Of the various salmon species, the ones for which there is a viable through-the-ice angling option are those that are landlocked, meaning that they live their entire lives in a lake environment and do not migrate elsewhere. This includes the Kokanee, a mostly northwestern dweller which is the landlocked form of sockeye salmon, and the landlocked Atlantic salmon, a mostly northeastern dweller which is often simply referred to regionally as a “landlocked salmon” or “landlock.”

Ice fishing for salmon is not unlike ice fishing for trout, at least in the case of landlocked Atlantic salmon, and there can be overlap of species landed in some bodies of water. Lake trout, in particular, may be caught while ice fishing for landlocked salmon. There are similarities as well as differences in how to fish for both salmon species. Here are some things to consider about how to catch salmon ice fishing:

Expect a challenge

To learn how to catch salmon ice fishing with some degree of regularity you have to understand that these fish live in generally large and deep bodies of water; roam widely, usually in schools; can be hard to locate; and may not be abundant.
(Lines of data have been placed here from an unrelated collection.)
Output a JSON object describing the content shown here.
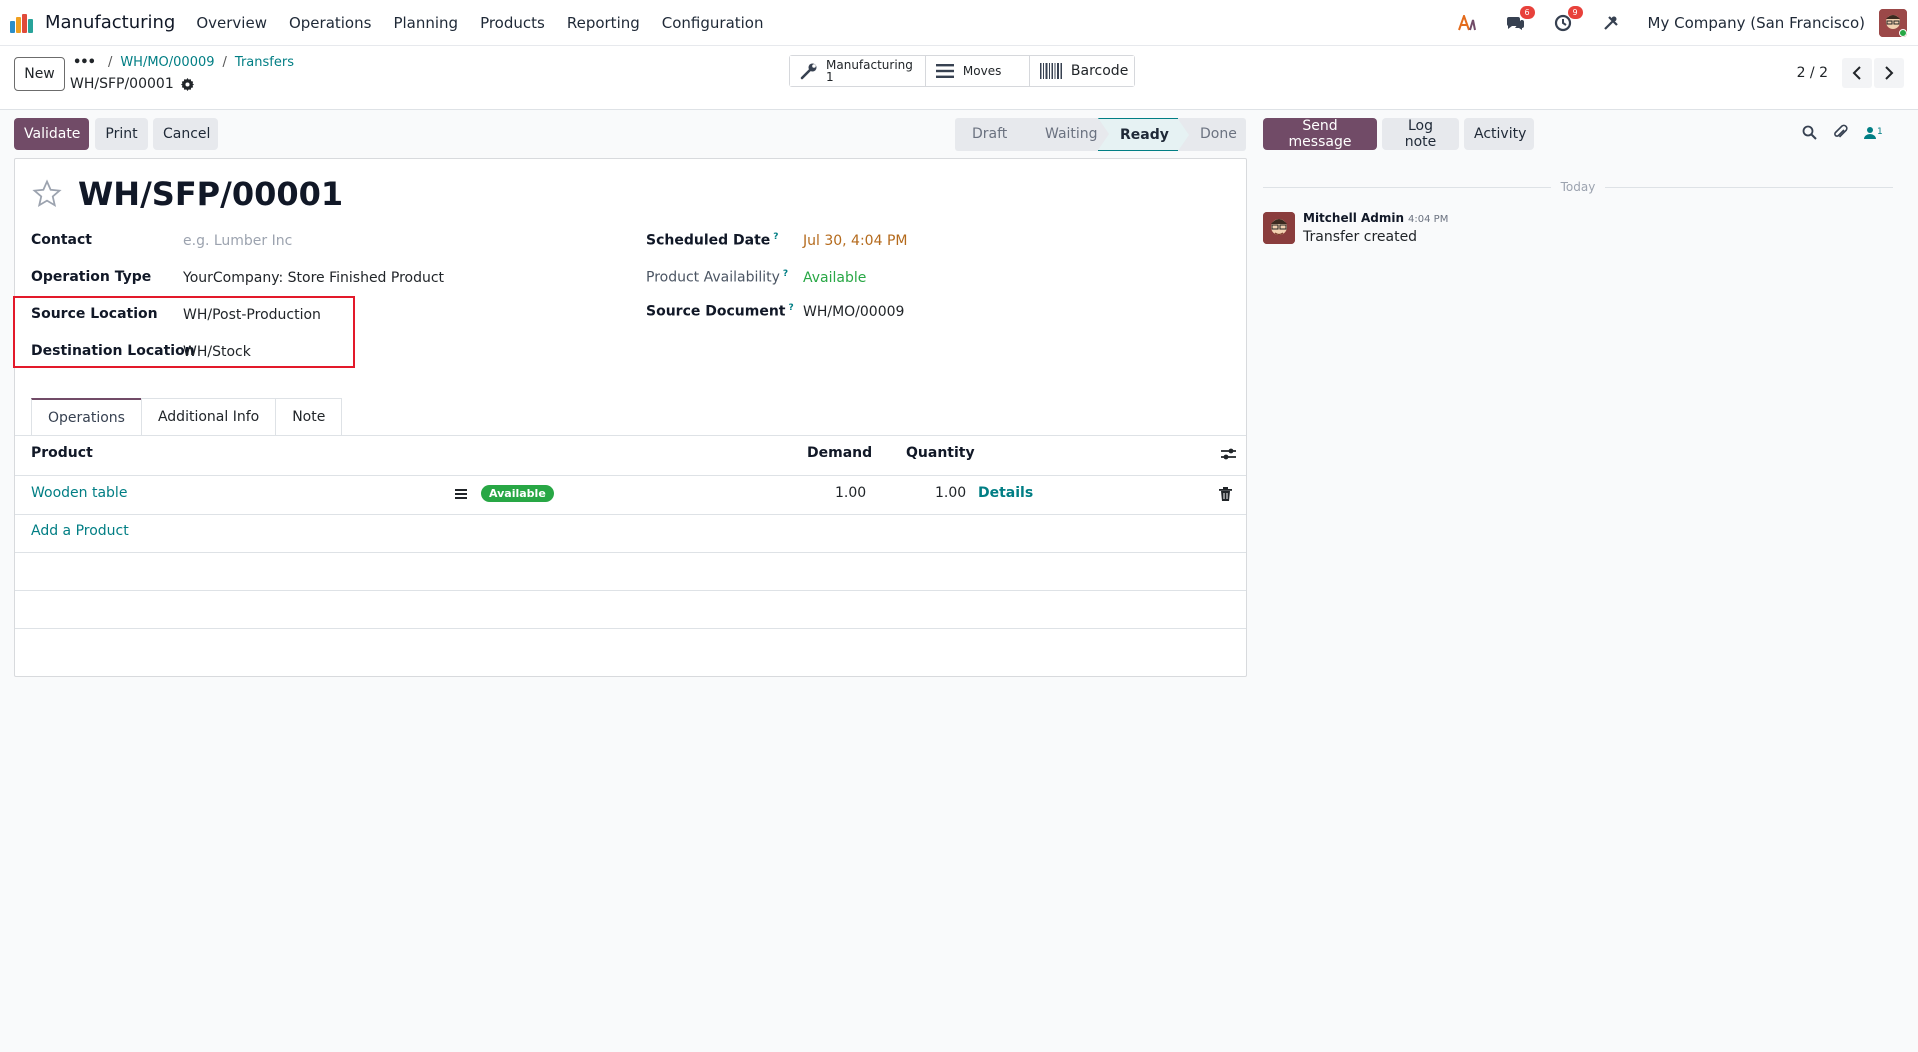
{
  "navbar": {
    "app_name": "Manufacturing",
    "menu": [
      "Overview",
      "Operations",
      "Planning",
      "Products",
      "Reporting",
      "Configuration"
    ],
    "messages_count": "6",
    "activities_count": "9",
    "company": "My Company (San Francisco)"
  },
  "control": {
    "new_label": "New",
    "breadcrumb_dots": "•••",
    "breadcrumb": [
      "WH/MO/00009",
      "Transfers"
    ],
    "record": "WH/SFP/00001",
    "smart_buttons": {
      "manufacturing_label": "Manufacturing",
      "manufacturing_count": "1",
      "moves_label": "Moves",
      "barcode_label": "Barcode"
    },
    "pager": "2 / 2"
  },
  "actions": {
    "validate": "Validate",
    "print": "Print",
    "cancel": "Cancel"
  },
  "status": {
    "stages": [
      "Draft",
      "Waiting",
      "Ready",
      "Done"
    ],
    "active": "Ready"
  },
  "form": {
    "title": "WH/SFP/00001",
    "contact_label": "Contact",
    "contact_placeholder": "e.g. Lumber Inc",
    "operation_type_label": "Operation Type",
    "operation_type": "YourCompany: Store Finished Product",
    "source_location_label": "Source Location",
    "source_location": "WH/Post-Production",
    "destination_location_label": "Destination Location",
    "destination_location": "WH/Stock",
    "scheduled_date_label": "Scheduled Date",
    "scheduled_date": "Jul 30, 4:04 PM",
    "product_availability_label": "Product Availability",
    "product_availability": "Available",
    "source_document_label": "Source Document",
    "source_document": "WH/MO/00009",
    "help_mark": "?"
  },
  "tabs": [
    "Operations",
    "Additional Info",
    "Note"
  ],
  "table": {
    "headers": {
      "product": "Product",
      "demand": "Demand",
      "quantity": "Quantity"
    },
    "rows": [
      {
        "product": "Wooden table",
        "badge": "Available",
        "demand": "1.00",
        "quantity": "1.00",
        "details": "Details"
      }
    ],
    "add_product": "Add a Product"
  },
  "chatter": {
    "send_message": "Send message",
    "log_note": "Log note",
    "activity": "Activity",
    "followers_count": "1",
    "date_separator": "Today",
    "messages": [
      {
        "author": "Mitchell Admin",
        "time": "4:04 PM",
        "body": "Transfer created"
      }
    ]
  },
  "colors": {
    "primary": "#714b67",
    "link": "#017e84",
    "success": "#28a745",
    "warning_date": "#b46a1c",
    "highlight": "#e3192a"
  }
}
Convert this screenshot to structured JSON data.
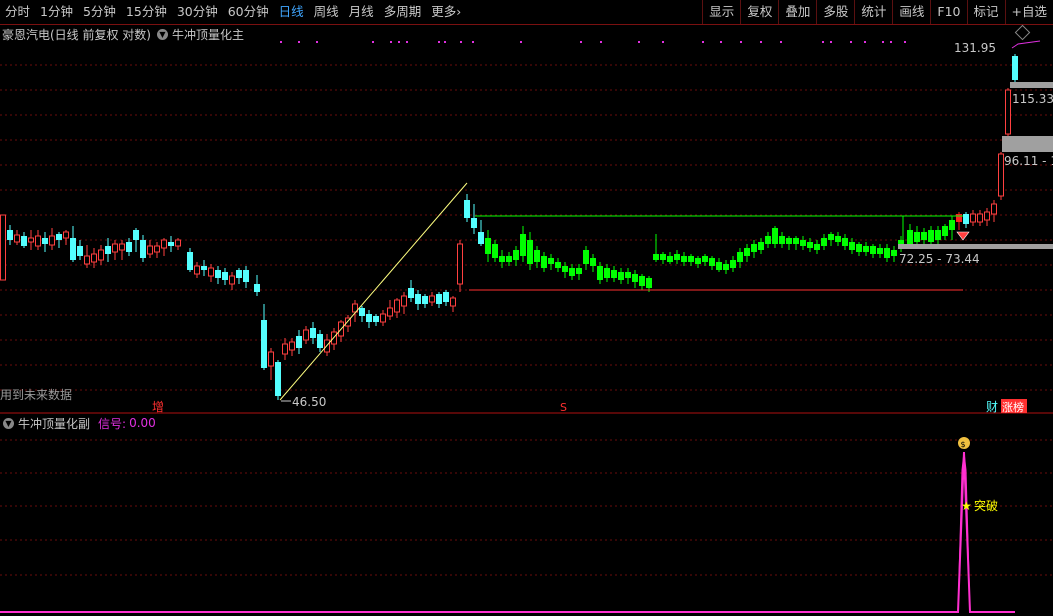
{
  "toolbar": {
    "periods": [
      "分时",
      "1分钟",
      "5分钟",
      "15分钟",
      "30分钟",
      "60分钟",
      "日线",
      "周线",
      "月线",
      "多周期",
      "更多"
    ],
    "active_period": "日线",
    "more_arrow": "›",
    "right_items": [
      "显示",
      "复权",
      "叠加",
      "多股",
      "统计",
      "画线",
      "F10",
      "标记",
      "+自选"
    ]
  },
  "chart": {
    "stock_title": "豪恩汽电(日线 前复权 对数)",
    "indicator_main": "牛冲顶量化主",
    "future_data_text": "用到未来数据",
    "price_high_label": "131.95",
    "price_low_label": "46.50",
    "box_label_1": "115.33",
    "box_label_2": "96.11 - 1",
    "range_label": "72.25 - 73.44",
    "marker_zeng": "增",
    "marker_s": "S",
    "marker_cai": "财",
    "marker_zhangbang": "涨榜"
  },
  "sub_chart": {
    "indicator_name": "牛冲顶量化副",
    "signal_label": "信号:",
    "signal_value": "0.00",
    "breakout_label": "突破",
    "money_icon": "money-bag-icon"
  },
  "colors": {
    "up": "#ff4040",
    "down": "#54ffff",
    "box_green": "#00ff00",
    "grid": "#7a1010",
    "signal": "#ff30d0",
    "yellow_line": "#ffff80"
  },
  "chart_data": {
    "type": "candlestick",
    "scale": "log",
    "annotations": [
      "131.95",
      "115.33",
      "96.11 - 1",
      "72.25 - 73.44",
      "46.50"
    ]
  }
}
Think deep and deeper

Most of the time you’ll want to be ice fishing for salmon at least 15 feet below the surface (and perhaps down to 80 feet). Where you can use multiple rigs or tipups, set up to cover a broad expanse where the depth of the bottom is sloping downward.

Use sonar

Using sonar to locate salmon or baitfish is a big help in knowing what depth to fish. Look for dropoffs and places that could funnel bait.

Vary your depth

If using tipups with bait for landlocked salmon, place the bait at different depths until you have success. Then adjust the other rigs up or down so they are at the same level of the tipup that produced.

Live bait is good for landlocks

Using whatever baitfish is preferred by landlocked salmon in the lake you’re fishing is always desirable. In many landlocked salmon waters that’s smelt, but they are hard to keep alive. Hardier shiners may be better, especially if they’re similar in size to what the salmon normally eat.

Lures are good for Kokanee

Kokanee are plankton feeders. Since they don’t eat smaller fish, there’s no need for live bait, although they may be caught on salmon eggs and hooks or lures tipped with mealworms, corn, or some form of processed bait. They are also curious. Small colorful spoons are useful, and some anglers jig using small flashers without hooks as attractors, connected to a leader and a fly or baited hook.

Don’t forget your fishing license when you go, happy fishing!

Ken Schultz

Ken Schultz

Ken Schultz was a longtime staff writer for Field & Stream magazine and is the former Fishing Editor of He’s written and photographed nineteen books on sportfishing topics, plus an annual fishing tips calendar., and his writing has appeared on various websites for nearly two decades. His author website is